Form B: This form is for recording the more detailed information as to costs and the supporting reasons for each project entered on Form A. Fill them out fully, but make the descriptions and supporting reasons as brief as possible. (See the instructions above concerning "project number.")

Question 3a should give the project name, and street address or approximate proposed location, or the fact that the site has not been chosen. Include, if possible, the size (length, square feet, etc.) and character of the structure or nature of improvement.

Attention is especially invited to the sections pertaining to purpose and need for the project. These data constitute the justifications for the project, and should be as brief as possible, but include such reasons or benefits as particular service to be rendered, the character of the area served, number of people, and value of property served. In other words, show what the project will mean for the citizens of the city.

Question 5, in addition to relation to any other specific project within the same department or a project by another department, should show what specific needed facilities or utilities (i.e., sewerage, water power, roads, sidewalks, etc.) have yet to be coordinated with this project. Also list other agencies, groups, or organizations (federal, state, or local) which are concerned or associated with the project.

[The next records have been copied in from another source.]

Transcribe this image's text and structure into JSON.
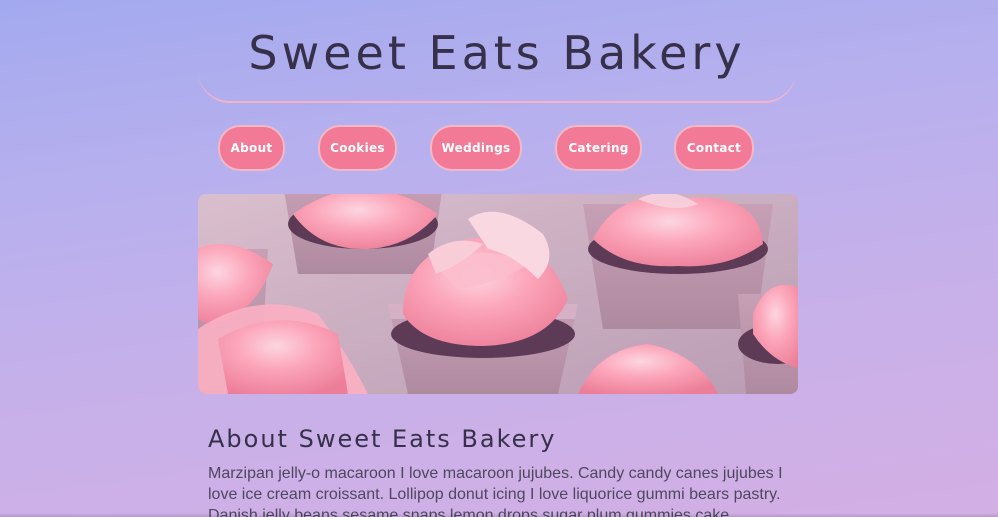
{
  "header": {
    "title": "Sweet Eats Bakery"
  },
  "nav": {
    "items": [
      {
        "label": "About"
      },
      {
        "label": "Cookies"
      },
      {
        "label": "Weddings"
      },
      {
        "label": "Catering"
      },
      {
        "label": "Contact"
      }
    ]
  },
  "hero": {
    "alt": "Pink frosted cupcakes in purple cups"
  },
  "about": {
    "heading": "About Sweet Eats Bakery",
    "body": "Marzipan jelly-o macaroon I love macaroon jujubes. Candy candy canes jujubes I love ice cream croissant. Lollipop donut icing I love liquorice gummi bears pastry. Danish jelly beans sesame snaps lemon drops sugar plum gummies cake."
  },
  "colors": {
    "accent": "#f37a97",
    "accent_border": "#f1b8c7",
    "title_text": "#36304a",
    "body_text": "#4e4760",
    "frosting": "#ff9fb4"
  }
}
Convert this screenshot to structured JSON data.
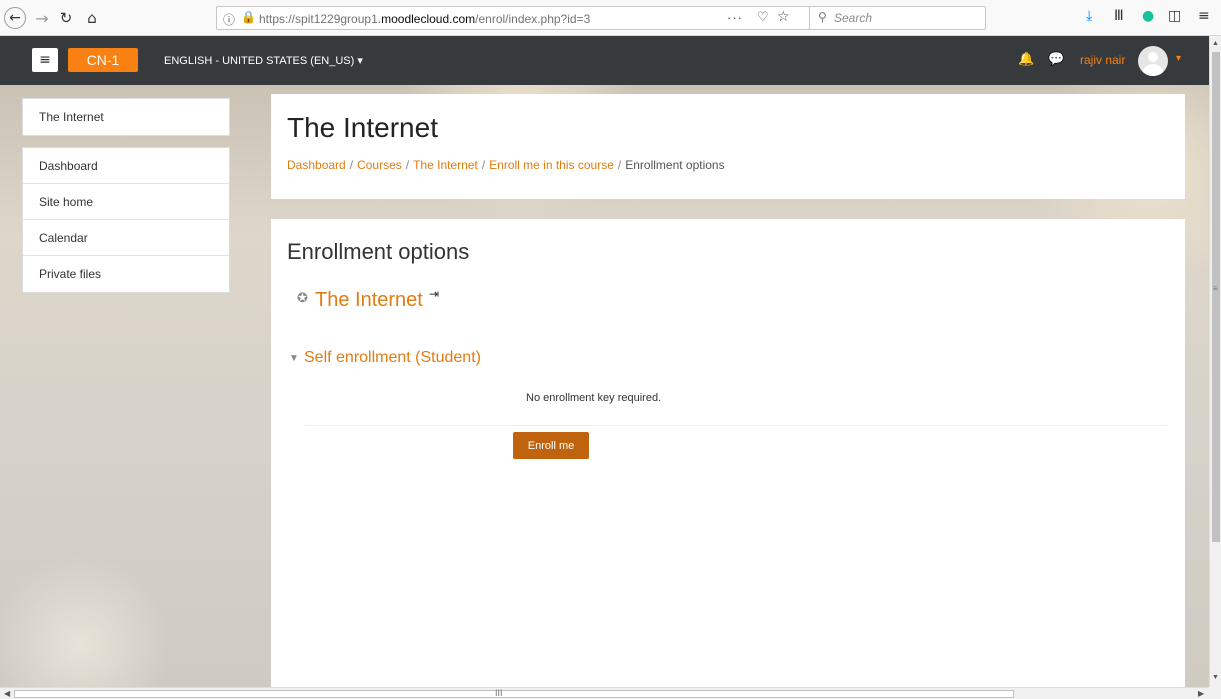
{
  "browser": {
    "url_prefix": "https://spit1229group1.",
    "url_domain": "moodlecloud.com",
    "url_path": "/enrol/index.php?id=3",
    "search_placeholder": "Search",
    "icons": {
      "back": "←",
      "forward": "→",
      "reload": "↻",
      "home": "⌂",
      "info": "ⓘ",
      "lock": "🔒",
      "more": "···",
      "pocket": "♡",
      "star": "☆",
      "search": "⚲",
      "download": "⤓",
      "library": "Ⅲ",
      "grammarly": "●",
      "sidebar": "◫",
      "menu": "≡"
    }
  },
  "navbar": {
    "menu_icon": "≡",
    "brand": "CN-1",
    "language": "ENGLISH - UNITED STATES (EN_US) ▾",
    "bell_icon": "🔔",
    "chat_icon": "💬",
    "username": "rajiv nair",
    "user_caret": "▾",
    "colors": {
      "bar": "#373a3c",
      "brand": "#f98012"
    }
  },
  "sidebar": {
    "course_item": "The Internet",
    "items": [
      {
        "label": "Dashboard"
      },
      {
        "label": "Site home"
      },
      {
        "label": "Calendar"
      },
      {
        "label": "Private files"
      }
    ]
  },
  "header": {
    "title": "The Internet",
    "breadcrumb": [
      {
        "label": "Dashboard"
      },
      {
        "label": "Courses"
      },
      {
        "label": "The Internet"
      },
      {
        "label": "Enroll me in this course"
      }
    ],
    "breadcrumb_current": "Enrollment options",
    "separator": "/"
  },
  "main": {
    "title": "Enrollment options",
    "course_icon": "✪",
    "course_name": "The Internet",
    "enrol_icon": "⇥",
    "section_caret": "▼",
    "section_title": "Self enrollment (Student)",
    "key_text": "No enrollment key required.",
    "button_label": "Enroll me",
    "colors": {
      "link": "#e17c11",
      "button": "#c0630e"
    }
  },
  "scrollbars": {
    "up": "▲",
    "down": "▼",
    "left": "◀",
    "right": "▶",
    "grip_v": "≡",
    "grip_h": "III"
  }
}
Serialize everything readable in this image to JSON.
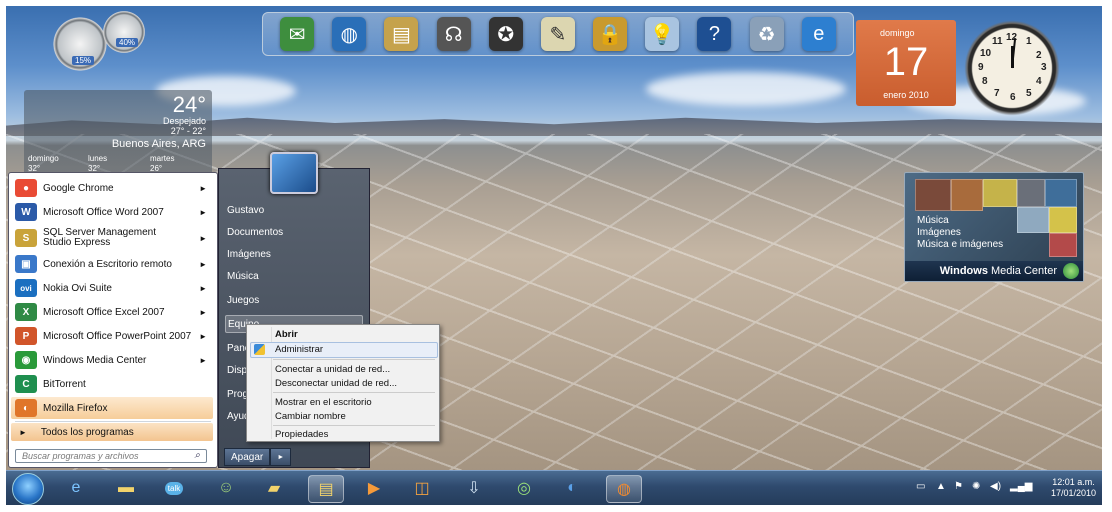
{
  "dock": {
    "icons": [
      "message-icon",
      "globe-icon",
      "photos-icon",
      "headphones-icon",
      "film-reel-icon",
      "notepad-icon",
      "lock-icon",
      "lightbulb-icon",
      "help-icon",
      "recycle-bin-icon",
      "internet-explorer-icon"
    ]
  },
  "gauges": {
    "cpu": "15%",
    "memory": "40%"
  },
  "weather": {
    "temp": "24°",
    "condition": "Despejado",
    "range": "27° - 22°",
    "city": "Buenos Aires, ARG",
    "forecast": [
      {
        "day": "domingo",
        "temp": "32°"
      },
      {
        "day": "lunes",
        "temp": "32°"
      },
      {
        "day": "martes",
        "temp": "26°"
      }
    ]
  },
  "calendar": {
    "weekday": "domingo",
    "day": "17",
    "month": "enero 2010"
  },
  "clock": {
    "numbers": [
      "12",
      "1",
      "2",
      "3",
      "4",
      "5",
      "6",
      "7",
      "8",
      "9",
      "10",
      "11"
    ]
  },
  "media_center": {
    "menu": [
      "Música",
      "Imágenes",
      "Música e imágenes"
    ],
    "brand_bold": "Windows",
    "brand_rest": "Media Center"
  },
  "start_menu": {
    "programs": [
      {
        "label": "Google Chrome",
        "icon": "chrome-icon",
        "color": "#e94b35",
        "glyph": "●",
        "submenu": true
      },
      {
        "label": "Microsoft Office Word 2007",
        "icon": "word-icon",
        "color": "#2b5aa8",
        "glyph": "W",
        "submenu": true
      },
      {
        "label": "SQL Server Management Studio Express",
        "icon": "sql-server-icon",
        "color": "#c9a33a",
        "glyph": "S",
        "submenu": true
      },
      {
        "label": "Conexión a Escritorio remoto",
        "icon": "remote-desktop-icon",
        "color": "#3a78c9",
        "glyph": "▣",
        "submenu": true
      },
      {
        "label": "Nokia Ovi Suite",
        "icon": "ovi-icon",
        "color": "#1b6fc0",
        "glyph": "ovi",
        "submenu": true
      },
      {
        "label": "Microsoft Office Excel 2007",
        "icon": "excel-icon",
        "color": "#2f8a45",
        "glyph": "X",
        "submenu": true
      },
      {
        "label": "Microsoft Office PowerPoint 2007",
        "icon": "powerpoint-icon",
        "color": "#d1552a",
        "glyph": "P",
        "submenu": true
      },
      {
        "label": "Windows Media Center",
        "icon": "media-center-icon",
        "color": "#2a9a3a",
        "glyph": "◉",
        "submenu": true
      },
      {
        "label": "BitTorrent",
        "icon": "bittorrent-icon",
        "color": "#1f8f4f",
        "glyph": "C",
        "submenu": false
      },
      {
        "label": "Mozilla Firefox",
        "icon": "firefox-icon",
        "color": "#e0762a",
        "glyph": "◐",
        "submenu": false
      }
    ],
    "all_programs": "Todos los programas",
    "search_placeholder": "Buscar programas y archivos",
    "right_items": [
      "Gustavo",
      "Documentos",
      "Imágenes",
      "Música",
      "Juegos",
      "Equipo",
      "Panel",
      "Dispo",
      "Prog",
      "Ayud"
    ],
    "shutdown": "Apagar",
    "shutdown_arrow": "►"
  },
  "context_menu": {
    "items": [
      "Abrir",
      "Administrar",
      "Conectar a unidad de red...",
      "Desconectar unidad de red...",
      "Mostrar en el escritorio",
      "Cambiar nombre",
      "Propiedades"
    ]
  },
  "taskbar": {
    "icons": [
      "internet-explorer-icon",
      "folder-icon",
      "google-talk-icon",
      "users-icon",
      "folder-icon",
      "explorer-active-icon",
      "media-player-icon",
      "outlook-icon",
      "download-icon",
      "update-icon",
      "network-icon",
      "firefox-icon"
    ],
    "time": "12:01 a.m.",
    "date": "17/01/2010"
  }
}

Pictures, drawings, etc., of the project or of similar projects, should accompany Form B, on a loan basis if necessary.

Source: International City Managers' Association, Municipal Finance Administration, pp. 354–355.

PAS Report 151, Figure A: Estimates of Five-Year Program of Capital Improvements, 1960–65
PAS Report 151, Figure B: Individual Project Assessments for Five-Year Capital Improvement Program, July 1, 1960–June 30, 1965.